Task to carry out >> Retype each entry. Leave nothing out.

Supplied material >>

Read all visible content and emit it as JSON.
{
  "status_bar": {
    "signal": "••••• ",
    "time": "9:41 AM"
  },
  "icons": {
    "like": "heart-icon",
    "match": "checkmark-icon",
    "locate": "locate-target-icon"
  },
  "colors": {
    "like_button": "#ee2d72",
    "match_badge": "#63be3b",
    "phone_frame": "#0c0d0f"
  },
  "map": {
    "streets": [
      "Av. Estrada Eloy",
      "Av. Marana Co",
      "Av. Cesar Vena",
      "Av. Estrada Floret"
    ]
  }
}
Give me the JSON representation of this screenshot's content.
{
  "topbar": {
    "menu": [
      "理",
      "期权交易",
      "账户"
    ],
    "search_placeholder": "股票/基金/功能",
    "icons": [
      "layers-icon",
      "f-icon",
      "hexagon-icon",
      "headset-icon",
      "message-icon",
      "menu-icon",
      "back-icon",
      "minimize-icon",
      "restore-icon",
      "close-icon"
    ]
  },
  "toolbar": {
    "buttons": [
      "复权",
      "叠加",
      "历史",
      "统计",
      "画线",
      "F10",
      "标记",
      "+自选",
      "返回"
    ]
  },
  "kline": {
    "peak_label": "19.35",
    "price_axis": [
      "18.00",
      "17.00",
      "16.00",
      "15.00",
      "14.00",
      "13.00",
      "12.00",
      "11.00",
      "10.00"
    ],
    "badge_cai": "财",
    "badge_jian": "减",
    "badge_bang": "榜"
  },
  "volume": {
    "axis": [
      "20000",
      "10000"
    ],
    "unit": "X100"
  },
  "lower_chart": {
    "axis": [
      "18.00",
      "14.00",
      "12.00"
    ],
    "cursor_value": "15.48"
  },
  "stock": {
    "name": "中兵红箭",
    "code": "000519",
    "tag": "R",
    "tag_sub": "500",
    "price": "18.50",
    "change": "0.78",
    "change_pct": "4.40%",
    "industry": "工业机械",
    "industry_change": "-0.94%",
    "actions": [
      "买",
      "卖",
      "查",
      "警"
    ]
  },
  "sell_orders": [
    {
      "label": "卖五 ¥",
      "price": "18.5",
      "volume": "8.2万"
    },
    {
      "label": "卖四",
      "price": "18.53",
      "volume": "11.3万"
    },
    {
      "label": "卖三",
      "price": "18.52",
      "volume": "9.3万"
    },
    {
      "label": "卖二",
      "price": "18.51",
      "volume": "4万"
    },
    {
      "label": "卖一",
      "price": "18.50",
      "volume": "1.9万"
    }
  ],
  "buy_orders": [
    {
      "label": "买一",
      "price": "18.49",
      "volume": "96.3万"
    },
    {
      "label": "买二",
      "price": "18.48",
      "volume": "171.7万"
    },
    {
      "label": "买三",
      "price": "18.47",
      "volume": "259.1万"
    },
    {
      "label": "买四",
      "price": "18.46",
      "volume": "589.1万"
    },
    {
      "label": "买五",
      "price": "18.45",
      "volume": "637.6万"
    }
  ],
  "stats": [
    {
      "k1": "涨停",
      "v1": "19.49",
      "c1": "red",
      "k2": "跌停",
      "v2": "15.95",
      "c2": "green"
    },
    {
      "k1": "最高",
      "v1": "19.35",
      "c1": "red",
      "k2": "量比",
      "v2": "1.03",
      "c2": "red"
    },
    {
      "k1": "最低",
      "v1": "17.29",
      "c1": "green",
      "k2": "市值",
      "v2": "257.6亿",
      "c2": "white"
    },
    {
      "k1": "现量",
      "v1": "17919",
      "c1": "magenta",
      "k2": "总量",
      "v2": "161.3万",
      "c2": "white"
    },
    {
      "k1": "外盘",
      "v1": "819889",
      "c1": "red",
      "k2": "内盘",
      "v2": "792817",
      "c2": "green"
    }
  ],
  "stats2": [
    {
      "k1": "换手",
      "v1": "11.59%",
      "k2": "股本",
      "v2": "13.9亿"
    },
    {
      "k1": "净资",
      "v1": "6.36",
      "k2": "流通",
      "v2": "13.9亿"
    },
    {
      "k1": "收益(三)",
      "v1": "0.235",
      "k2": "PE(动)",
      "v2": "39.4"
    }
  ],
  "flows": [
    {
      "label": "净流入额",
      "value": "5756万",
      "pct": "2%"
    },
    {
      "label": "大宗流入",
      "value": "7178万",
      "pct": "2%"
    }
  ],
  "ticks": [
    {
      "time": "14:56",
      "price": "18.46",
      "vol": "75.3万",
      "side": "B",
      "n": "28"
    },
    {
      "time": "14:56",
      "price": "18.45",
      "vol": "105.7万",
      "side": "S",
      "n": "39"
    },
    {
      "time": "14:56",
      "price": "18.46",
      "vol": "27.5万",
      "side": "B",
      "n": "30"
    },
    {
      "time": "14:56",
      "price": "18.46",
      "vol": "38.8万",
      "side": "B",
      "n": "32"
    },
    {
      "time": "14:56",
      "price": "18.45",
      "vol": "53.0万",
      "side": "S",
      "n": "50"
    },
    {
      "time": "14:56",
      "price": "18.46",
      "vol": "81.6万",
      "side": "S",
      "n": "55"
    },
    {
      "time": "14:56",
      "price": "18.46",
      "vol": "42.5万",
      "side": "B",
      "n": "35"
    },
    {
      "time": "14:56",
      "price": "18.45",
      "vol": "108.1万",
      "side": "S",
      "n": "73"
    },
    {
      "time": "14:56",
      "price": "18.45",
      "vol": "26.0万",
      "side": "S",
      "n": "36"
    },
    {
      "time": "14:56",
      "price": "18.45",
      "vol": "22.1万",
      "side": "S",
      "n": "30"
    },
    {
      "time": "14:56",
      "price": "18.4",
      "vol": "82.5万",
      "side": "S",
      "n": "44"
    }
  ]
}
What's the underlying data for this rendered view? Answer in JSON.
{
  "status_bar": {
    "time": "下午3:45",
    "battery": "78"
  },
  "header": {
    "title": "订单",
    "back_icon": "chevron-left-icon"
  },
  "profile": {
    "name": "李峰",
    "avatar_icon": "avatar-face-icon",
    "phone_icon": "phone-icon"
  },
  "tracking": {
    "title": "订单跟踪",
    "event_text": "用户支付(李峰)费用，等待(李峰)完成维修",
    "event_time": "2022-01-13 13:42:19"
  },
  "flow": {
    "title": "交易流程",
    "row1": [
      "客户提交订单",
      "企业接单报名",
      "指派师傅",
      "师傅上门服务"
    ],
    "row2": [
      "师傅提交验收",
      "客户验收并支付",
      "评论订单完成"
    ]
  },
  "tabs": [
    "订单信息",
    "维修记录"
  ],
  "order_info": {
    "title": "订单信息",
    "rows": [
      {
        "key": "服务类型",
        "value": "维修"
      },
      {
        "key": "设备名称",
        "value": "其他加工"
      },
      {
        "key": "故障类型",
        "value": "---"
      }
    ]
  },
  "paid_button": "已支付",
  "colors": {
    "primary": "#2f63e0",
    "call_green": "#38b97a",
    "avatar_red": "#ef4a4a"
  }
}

Result >>
Read all visible content and emit it as JSON.
{
  "status_bar": {
    "signal": "••••• ",
    "time": "9:41 AM"
  },
  "icons": {
    "like": "heart-icon",
    "match": "checkmark-icon",
    "locate": "locate-target-icon"
  },
  "colors": {
    "like_button": "#ee2d72",
    "match_badge": "#63be3b",
    "phone_frame": "#0c0d0f"
  },
  "map": {
    "streets": [
      "Av. Estrada Eloy",
      "Av. Marana Co",
      "Av. Cesar Vena",
      "Av. Estrada Floret"
    ]
  }
}
Give me the JSON representation of this screenshot's content.
{
  "topbar": {
    "menu": [
      "理",
      "期权交易",
      "账户"
    ],
    "search_placeholder": "股票/基金/功能",
    "icons": [
      "layers-icon",
      "f-icon",
      "hexagon-icon",
      "headset-icon",
      "message-icon",
      "menu-icon",
      "back-icon",
      "minimize-icon",
      "restore-icon",
      "close-icon"
    ]
  },
  "toolbar": {
    "buttons": [
      "复权",
      "叠加",
      "历史",
      "统计",
      "画线",
      "F10",
      "标记",
      "+自选",
      "返回"
    ]
  },
  "kline": {
    "peak_label": "19.35",
    "price_axis": [
      "18.00",
      "17.00",
      "16.00",
      "15.00",
      "14.00",
      "13.00",
      "12.00",
      "11.00",
      "10.00"
    ],
    "badge_cai": "财",
    "badge_jian": "减",
    "badge_bang": "榜"
  },
  "volume": {
    "axis": [
      "20000",
      "10000"
    ],
    "unit": "X100"
  },
  "lower_chart": {
    "axis": [
      "18.00",
      "14.00",
      "12.00"
    ],
    "cursor_value": "15.48"
  },
  "stock": {
    "name": "中兵红箭",
    "code": "000519",
    "tag": "R",
    "tag_sub": "500",
    "price": "18.50",
    "change": "0.78",
    "change_pct": "4.40%",
    "industry": "工业机械",
    "industry_change": "-0.94%",
    "actions": [
      "买",
      "卖",
      "查",
      "警"
    ]
  },
  "sell_orders": [
    {
      "label": "卖五 ¥",
      "price": "18.5",
      "volume": "8.2万"
    },
    {
      "label": "卖四",
      "price": "18.53",
      "volume": "11.3万"
    },
    {
      "label": "卖三",
      "price": "18.52",
      "volume": "9.3万"
    },
    {
      "label": "卖二",
      "price": "18.51",
      "volume": "4万"
    },
    {
      "label": "卖一",
      "price": "18.50",
      "volume": "1.9万"
    }
  ],
  "buy_orders": [
    {
      "label": "买一",
      "price": "18.49",
      "volume": "96.3万"
    },
    {
      "label": "买二",
      "price": "18.48",
      "volume": "171.7万"
    },
    {
      "label": "买三",
      "price": "18.47",
      "volume": "259.1万"
    },
    {
      "label": "买四",
      "price": "18.46",
      "volume": "589.1万"
    },
    {
      "label": "买五",
      "price": "18.45",
      "volume": "637.6万"
    }
  ],
  "stats": [
    {
      "k1": "涨停",
      "v1": "19.49",
      "c1": "red",
      "k2": "跌停",
      "v2": "15.95",
      "c2": "green"
    },
    {
      "k1": "最高",
      "v1": "19.35",
      "c1": "red",
      "k2": "量比",
      "v2": "1.03",
      "c2": "red"
    },
    {
      "k1": "最低",
      "v1": "17.29",
      "c1": "green",
      "k2": "市值",
      "v2": "257.6亿",
      "c2": "white"
    },
    {
      "k1": "现量",
      "v1": "17919",
      "c1": "magenta",
      "k2": "总量",
      "v2": "161.3万",
      "c2": "white"
    },
    {
      "k1": "外盘",
      "v1": "819889",
      "c1": "red",
      "k2": "内盘",
      "v2": "792817",
      "c2": "green"
    }
  ],
  "stats2": [
    {
      "k1": "换手",
      "v1": "11.59%",
      "k2": "股本",
      "v2": "13.9亿"
    },
    {
      "k1": "净资",
      "v1": "6.36",
      "k2": "流通",
      "v2": "13.9亿"
    },
    {
      "k1": "收益(三)",
      "v1": "0.235",
      "k2": "PE(动)",
      "v2": "39.4"
    }
  ],
  "flows": [
    {
      "label": "净流入额",
      "value": "5756万",
      "pct": "2%"
    },
    {
      "label": "大宗流入",
      "value": "7178万",
      "pct": "2%"
    }
  ],
  "ticks": [
    {
      "time": "14:56",
      "price": "18.46",
      "vol": "75.3万",
      "side": "B",
      "n": "28"
    },
    {
      "time": "14:56",
      "price": "18.45",
      "vol": "105.7万",
      "side": "S",
      "n": "39"
    },
    {
      "time": "14:56",
      "price": "18.46",
      "vol": "27.5万",
      "side": "B",
      "n": "30"
    },
    {
      "time": "14:56",
      "price": "18.46",
      "vol": "38.8万",
      "side": "B",
      "n": "32"
    },
    {
      "time": "14:56",
      "price": "18.45",
      "vol": "53.0万",
      "side": "S",
      "n": "50"
    },
    {
      "time": "14:56",
      "price": "18.46",
      "vol": "81.6万",
      "side": "S",
      "n": "55"
    },
    {
      "time": "14:56",
      "price": "18.46",
      "vol": "42.5万",
      "side": "B",
      "n": "35"
    },
    {
      "time": "14:56",
      "price": "18.45",
      "vol": "108.1万",
      "side": "S",
      "n": "73"
    },
    {
      "time": "14:56",
      "price": "18.45",
      "vol": "26.0万",
      "side": "S",
      "n": "36"
    },
    {
      "time": "14:56",
      "price": "18.45",
      "vol": "22.1万",
      "side": "S",
      "n": "30"
    },
    {
      "time": "14:56",
      "price": "18.4",
      "vol": "82.5万",
      "side": "S",
      "n": "44"
    }
  ]
}
What's the underlying data for this rendered view? Answer in JSON.
{
  "status_bar": {
    "time": "下午3:45",
    "battery": "78"
  },
  "header": {
    "title": "订单",
    "back_icon": "chevron-left-icon"
  },
  "profile": {
    "name": "李峰",
    "avatar_icon": "avatar-face-icon",
    "phone_icon": "phone-icon"
  },
  "tracking": {
    "title": "订单跟踪",
    "event_text": "用户支付(李峰)费用，等待(李峰)完成维修",
    "event_time": "2022-01-13 13:42:19"
  },
  "flow": {
    "title": "交易流程",
    "row1": [
      "客户提交订单",
      "企业接单报名",
      "指派师傅",
      "师傅上门服务"
    ],
    "row2": [
      "师傅提交验收",
      "客户验收并支付",
      "评论订单完成"
    ]
  },
  "tabs": [
    "订单信息",
    "维修记录"
  ],
  "order_info": {
    "title": "订单信息",
    "rows": [
      {
        "key": "服务类型",
        "value": "维修"
      },
      {
        "key": "设备名称",
        "value": "其他加工"
      },
      {
        "key": "故障类型",
        "value": "---"
      }
    ]
  },
  "paid_button": "已支付",
  "colors": {
    "primary": "#2f63e0",
    "call_green": "#38b97a",
    "avatar_red": "#ef4a4a"
  }
}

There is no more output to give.